Workers on either end of the employment spectrum want custom communications that speak to their benefit concerns, a survey found.
Employees entering the workforce and those near retirement need tailored communications to optimize workplace benefits, according to a Guardian Life Insurance Company of America survey. Findings from the third annual Guardian Workplace Benefits Study highlight the personal and financial needs of employees at different stages of their careers, and how education and enrollment play a role in their decision-making.
Those employees just starting their careers and those nearing retirement have distinct financial needs. Early entrants—those in the first five years of their working lives—want more choice and education delivered via the workplace. In contrast, near-retirees—within five years of retirement—value their benefits and worry about losing them in retirement.

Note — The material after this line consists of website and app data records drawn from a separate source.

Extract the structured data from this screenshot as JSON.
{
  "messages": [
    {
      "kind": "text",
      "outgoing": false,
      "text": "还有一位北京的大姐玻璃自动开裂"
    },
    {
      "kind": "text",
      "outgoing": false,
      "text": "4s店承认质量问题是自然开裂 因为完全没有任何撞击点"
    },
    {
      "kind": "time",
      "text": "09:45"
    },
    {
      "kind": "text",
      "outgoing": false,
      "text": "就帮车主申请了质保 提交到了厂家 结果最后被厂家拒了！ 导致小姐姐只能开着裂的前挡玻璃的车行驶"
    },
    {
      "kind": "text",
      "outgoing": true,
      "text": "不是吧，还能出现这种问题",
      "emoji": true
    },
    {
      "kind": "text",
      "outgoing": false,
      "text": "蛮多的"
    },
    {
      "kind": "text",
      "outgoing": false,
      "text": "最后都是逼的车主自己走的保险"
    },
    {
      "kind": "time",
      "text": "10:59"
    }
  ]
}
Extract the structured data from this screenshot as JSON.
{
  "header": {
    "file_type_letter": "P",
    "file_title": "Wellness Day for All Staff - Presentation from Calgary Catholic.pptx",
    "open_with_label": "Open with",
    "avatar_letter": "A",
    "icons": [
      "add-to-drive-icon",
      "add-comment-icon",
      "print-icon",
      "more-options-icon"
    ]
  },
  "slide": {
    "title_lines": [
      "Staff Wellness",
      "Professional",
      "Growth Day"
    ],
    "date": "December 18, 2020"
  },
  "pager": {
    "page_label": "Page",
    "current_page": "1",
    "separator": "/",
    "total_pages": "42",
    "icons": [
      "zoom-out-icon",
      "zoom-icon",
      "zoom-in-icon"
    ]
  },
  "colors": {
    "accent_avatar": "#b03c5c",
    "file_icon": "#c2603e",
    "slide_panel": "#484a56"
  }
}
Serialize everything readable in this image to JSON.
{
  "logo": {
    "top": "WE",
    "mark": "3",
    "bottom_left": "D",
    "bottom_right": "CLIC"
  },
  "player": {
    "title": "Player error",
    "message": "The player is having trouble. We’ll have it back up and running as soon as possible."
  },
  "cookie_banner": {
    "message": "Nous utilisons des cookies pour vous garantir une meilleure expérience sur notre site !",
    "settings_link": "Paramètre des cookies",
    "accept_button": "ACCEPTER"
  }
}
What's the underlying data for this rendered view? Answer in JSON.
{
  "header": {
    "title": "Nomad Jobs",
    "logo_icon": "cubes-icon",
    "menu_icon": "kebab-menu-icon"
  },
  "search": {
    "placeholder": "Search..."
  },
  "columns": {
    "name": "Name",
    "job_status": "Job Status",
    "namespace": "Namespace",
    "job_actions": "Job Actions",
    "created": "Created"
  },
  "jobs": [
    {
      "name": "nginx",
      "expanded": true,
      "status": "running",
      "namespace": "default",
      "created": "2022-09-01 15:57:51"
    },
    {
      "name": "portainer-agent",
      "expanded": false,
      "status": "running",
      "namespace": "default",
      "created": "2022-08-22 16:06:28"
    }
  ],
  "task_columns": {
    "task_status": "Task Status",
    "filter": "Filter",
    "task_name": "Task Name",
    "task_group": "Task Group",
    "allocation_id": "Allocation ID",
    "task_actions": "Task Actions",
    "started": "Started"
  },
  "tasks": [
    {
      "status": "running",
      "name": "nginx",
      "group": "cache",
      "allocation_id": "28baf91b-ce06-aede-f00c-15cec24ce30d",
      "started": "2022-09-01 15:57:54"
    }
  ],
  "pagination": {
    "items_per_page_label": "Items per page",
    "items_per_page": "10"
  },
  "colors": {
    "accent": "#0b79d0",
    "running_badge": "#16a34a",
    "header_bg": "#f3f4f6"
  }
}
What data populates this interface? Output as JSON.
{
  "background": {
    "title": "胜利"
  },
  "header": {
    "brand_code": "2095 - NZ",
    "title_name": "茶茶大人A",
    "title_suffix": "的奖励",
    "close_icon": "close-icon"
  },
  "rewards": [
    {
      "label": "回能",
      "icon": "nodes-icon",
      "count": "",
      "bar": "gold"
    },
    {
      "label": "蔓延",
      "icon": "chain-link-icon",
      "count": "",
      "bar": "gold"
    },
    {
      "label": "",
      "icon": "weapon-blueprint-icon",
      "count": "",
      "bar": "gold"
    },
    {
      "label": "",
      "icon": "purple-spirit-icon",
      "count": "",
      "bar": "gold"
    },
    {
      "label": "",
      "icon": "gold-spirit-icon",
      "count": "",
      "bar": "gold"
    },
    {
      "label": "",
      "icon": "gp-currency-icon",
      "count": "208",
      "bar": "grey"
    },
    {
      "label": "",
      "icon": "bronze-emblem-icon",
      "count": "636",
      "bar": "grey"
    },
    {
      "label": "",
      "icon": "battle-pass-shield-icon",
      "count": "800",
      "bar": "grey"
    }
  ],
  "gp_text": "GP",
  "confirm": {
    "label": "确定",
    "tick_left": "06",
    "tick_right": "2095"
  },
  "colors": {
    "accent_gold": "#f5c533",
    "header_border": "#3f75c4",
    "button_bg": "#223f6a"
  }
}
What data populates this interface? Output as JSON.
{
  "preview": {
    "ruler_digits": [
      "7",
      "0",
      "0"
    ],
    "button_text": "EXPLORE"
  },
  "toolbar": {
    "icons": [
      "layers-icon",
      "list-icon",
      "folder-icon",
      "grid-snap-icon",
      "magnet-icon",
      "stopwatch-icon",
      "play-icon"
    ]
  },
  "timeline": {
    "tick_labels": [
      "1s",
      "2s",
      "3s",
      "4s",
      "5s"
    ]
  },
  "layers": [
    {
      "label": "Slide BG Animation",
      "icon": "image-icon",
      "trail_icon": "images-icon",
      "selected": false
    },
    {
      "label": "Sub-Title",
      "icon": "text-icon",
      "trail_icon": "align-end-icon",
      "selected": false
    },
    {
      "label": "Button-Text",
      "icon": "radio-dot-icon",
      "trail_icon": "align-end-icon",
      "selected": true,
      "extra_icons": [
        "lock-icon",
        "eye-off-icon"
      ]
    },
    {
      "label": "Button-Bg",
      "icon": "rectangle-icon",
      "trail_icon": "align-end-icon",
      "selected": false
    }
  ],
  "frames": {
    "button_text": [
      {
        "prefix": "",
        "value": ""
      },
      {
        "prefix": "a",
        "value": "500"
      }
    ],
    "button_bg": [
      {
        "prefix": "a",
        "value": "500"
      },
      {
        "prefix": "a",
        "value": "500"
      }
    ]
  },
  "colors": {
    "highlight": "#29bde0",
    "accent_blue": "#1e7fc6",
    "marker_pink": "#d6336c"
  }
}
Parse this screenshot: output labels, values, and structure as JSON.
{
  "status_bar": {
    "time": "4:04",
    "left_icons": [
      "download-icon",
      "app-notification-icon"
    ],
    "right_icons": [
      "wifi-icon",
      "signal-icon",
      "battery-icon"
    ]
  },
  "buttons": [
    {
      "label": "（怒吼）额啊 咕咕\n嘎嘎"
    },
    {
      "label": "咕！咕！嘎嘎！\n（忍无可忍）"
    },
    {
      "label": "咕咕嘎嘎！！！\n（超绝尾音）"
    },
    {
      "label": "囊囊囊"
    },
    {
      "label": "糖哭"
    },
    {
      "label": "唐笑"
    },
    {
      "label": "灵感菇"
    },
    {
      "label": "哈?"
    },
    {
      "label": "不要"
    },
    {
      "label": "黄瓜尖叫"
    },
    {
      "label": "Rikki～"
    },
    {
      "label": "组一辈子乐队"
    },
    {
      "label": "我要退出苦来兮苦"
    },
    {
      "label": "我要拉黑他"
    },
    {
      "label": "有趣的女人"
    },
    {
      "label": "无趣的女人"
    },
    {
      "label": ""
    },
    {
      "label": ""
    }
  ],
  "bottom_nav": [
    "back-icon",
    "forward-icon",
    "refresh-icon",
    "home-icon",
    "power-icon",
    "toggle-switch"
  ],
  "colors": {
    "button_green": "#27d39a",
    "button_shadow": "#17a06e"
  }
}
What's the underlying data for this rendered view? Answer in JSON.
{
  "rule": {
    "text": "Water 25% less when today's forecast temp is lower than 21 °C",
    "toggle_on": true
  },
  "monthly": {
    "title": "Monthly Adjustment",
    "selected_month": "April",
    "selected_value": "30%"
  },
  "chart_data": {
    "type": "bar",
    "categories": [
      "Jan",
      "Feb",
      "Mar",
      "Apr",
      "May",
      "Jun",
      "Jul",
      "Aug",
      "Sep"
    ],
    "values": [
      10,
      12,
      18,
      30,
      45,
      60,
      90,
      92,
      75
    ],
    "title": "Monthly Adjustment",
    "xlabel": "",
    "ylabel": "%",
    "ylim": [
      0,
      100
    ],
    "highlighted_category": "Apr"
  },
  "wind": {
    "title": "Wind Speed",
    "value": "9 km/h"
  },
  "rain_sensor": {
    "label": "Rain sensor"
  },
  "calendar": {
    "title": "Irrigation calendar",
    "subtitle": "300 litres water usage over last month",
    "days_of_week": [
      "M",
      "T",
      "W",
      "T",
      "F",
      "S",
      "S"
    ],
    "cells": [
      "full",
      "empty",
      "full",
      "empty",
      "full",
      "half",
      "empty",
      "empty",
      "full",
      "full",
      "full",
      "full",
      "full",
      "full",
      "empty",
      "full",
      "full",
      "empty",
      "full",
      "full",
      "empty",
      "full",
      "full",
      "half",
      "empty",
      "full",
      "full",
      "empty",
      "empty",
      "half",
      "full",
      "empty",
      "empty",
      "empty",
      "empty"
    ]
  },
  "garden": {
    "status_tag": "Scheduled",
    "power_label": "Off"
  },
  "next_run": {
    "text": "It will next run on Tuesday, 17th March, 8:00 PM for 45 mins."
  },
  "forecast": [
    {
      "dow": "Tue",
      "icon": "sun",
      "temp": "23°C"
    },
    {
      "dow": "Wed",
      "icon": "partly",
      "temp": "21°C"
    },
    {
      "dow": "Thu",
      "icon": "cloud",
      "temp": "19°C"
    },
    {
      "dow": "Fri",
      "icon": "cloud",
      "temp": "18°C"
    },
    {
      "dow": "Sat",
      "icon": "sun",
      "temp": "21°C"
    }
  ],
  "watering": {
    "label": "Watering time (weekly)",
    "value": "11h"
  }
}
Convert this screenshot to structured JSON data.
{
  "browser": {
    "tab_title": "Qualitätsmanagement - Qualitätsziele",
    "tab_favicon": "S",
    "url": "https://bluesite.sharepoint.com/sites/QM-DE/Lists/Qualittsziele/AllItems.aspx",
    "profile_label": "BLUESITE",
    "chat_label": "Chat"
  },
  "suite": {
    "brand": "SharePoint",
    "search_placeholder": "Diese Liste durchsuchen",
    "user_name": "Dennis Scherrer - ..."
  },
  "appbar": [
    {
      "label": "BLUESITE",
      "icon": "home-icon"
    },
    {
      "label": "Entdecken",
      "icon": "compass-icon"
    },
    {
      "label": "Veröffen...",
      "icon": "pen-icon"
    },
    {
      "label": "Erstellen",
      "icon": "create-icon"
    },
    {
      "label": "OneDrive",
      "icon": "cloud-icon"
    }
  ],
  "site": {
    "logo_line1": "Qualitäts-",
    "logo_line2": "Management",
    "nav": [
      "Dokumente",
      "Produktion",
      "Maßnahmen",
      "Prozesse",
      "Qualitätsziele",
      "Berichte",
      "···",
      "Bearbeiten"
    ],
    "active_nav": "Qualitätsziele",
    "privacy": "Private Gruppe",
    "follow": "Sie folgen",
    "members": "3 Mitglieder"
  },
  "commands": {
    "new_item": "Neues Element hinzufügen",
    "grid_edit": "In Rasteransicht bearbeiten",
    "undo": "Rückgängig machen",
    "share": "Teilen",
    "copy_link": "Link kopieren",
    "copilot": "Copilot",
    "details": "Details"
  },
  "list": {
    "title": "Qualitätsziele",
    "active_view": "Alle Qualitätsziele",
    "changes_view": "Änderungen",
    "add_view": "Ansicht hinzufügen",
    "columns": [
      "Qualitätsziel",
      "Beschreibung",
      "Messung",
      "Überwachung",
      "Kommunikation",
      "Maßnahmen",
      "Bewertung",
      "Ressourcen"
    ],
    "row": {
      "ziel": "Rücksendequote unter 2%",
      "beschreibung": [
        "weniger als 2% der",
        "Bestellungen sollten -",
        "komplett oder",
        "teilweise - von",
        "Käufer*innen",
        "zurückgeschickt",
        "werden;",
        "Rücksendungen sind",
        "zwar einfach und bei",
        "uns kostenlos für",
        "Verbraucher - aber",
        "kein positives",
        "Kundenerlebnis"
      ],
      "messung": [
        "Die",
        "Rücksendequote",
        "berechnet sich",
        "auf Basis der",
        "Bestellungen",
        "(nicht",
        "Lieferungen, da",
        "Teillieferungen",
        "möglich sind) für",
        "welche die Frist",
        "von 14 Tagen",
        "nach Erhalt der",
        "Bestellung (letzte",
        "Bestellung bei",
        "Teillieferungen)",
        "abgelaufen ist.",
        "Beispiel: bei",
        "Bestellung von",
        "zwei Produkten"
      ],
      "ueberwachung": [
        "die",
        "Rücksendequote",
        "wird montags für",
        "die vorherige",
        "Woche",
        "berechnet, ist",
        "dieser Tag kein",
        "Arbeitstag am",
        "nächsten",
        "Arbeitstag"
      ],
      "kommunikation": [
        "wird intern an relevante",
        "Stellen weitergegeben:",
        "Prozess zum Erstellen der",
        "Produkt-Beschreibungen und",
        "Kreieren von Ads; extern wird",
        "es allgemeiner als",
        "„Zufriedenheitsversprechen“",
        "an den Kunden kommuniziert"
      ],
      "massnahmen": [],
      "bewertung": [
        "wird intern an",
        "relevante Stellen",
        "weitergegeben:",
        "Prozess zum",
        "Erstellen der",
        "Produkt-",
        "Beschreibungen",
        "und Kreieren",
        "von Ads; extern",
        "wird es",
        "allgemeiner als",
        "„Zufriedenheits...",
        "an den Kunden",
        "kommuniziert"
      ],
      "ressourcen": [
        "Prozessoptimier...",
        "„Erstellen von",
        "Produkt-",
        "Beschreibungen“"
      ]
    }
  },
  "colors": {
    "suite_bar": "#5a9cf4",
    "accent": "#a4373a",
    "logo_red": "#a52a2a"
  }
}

Early entrants expressed a strong desire for financial education and guidance about their benefits decisions to help them focus on immediate financial needs: paying bills, job security, work/life balance and reducing debt. Nearly two-thirds of these younger workers believe that buying insurance and saving for retirement through their employer is easier than doing it on their own, and 56% prefer learning about financial planning and products at work, compared with 44% of those near retirement. This group is looking to the workplace to help them develop healthy financial habits.NEXT: Finances and adequate health insurance are concerns of near-retirees.
Near-retirees are most concerned about their finances and health in retirement: maintaining adequate health insurance, having a comfortable retirement, staying healthy and having sufficient savings. While 93% of respondents in this age group say it is important to have retirement savings that lasts as long as needed, only 62% state they have achieved this. This group craves more information to optimize benefit packages so they can meet their upcoming lifestyle changes.
“Benefit education and communications solutions can’t be one-size-fits-all, but must be clear, relevant, and personalized to different populations within the workplace in order to be successful,” says Ray Marra, senior vice president, group products at Guardian.
While all employees find tailored benefits communications and support valuable, six in 10 say their benefits meetings would be more relevant if they were targeted by age. Those within the first five years of working feel they need more personal advice during enrollment. If employers increase access to education and advice, it may benefit the nearly seven in 10 early entrants who say finding a trusted source of financial advice is highly important. Unfortunately, just 33% of employers place high importance on tailored communications, and a scant 13% have implemented such an approach.
“Our research reveals that employers are demonstrating a renewed focus on improving employee satisfaction,” Marra says, noting that the firm has seen an increased interest from employers for support services as more of them look for customized education materials, enrollment technology solutions and personal services. Making available benefits counselors and an employee benefits hotline can help employees make the best benefits choices for their current situation, according to Marra.
The Guardian Workplace Benefits Study is available on firm’s website.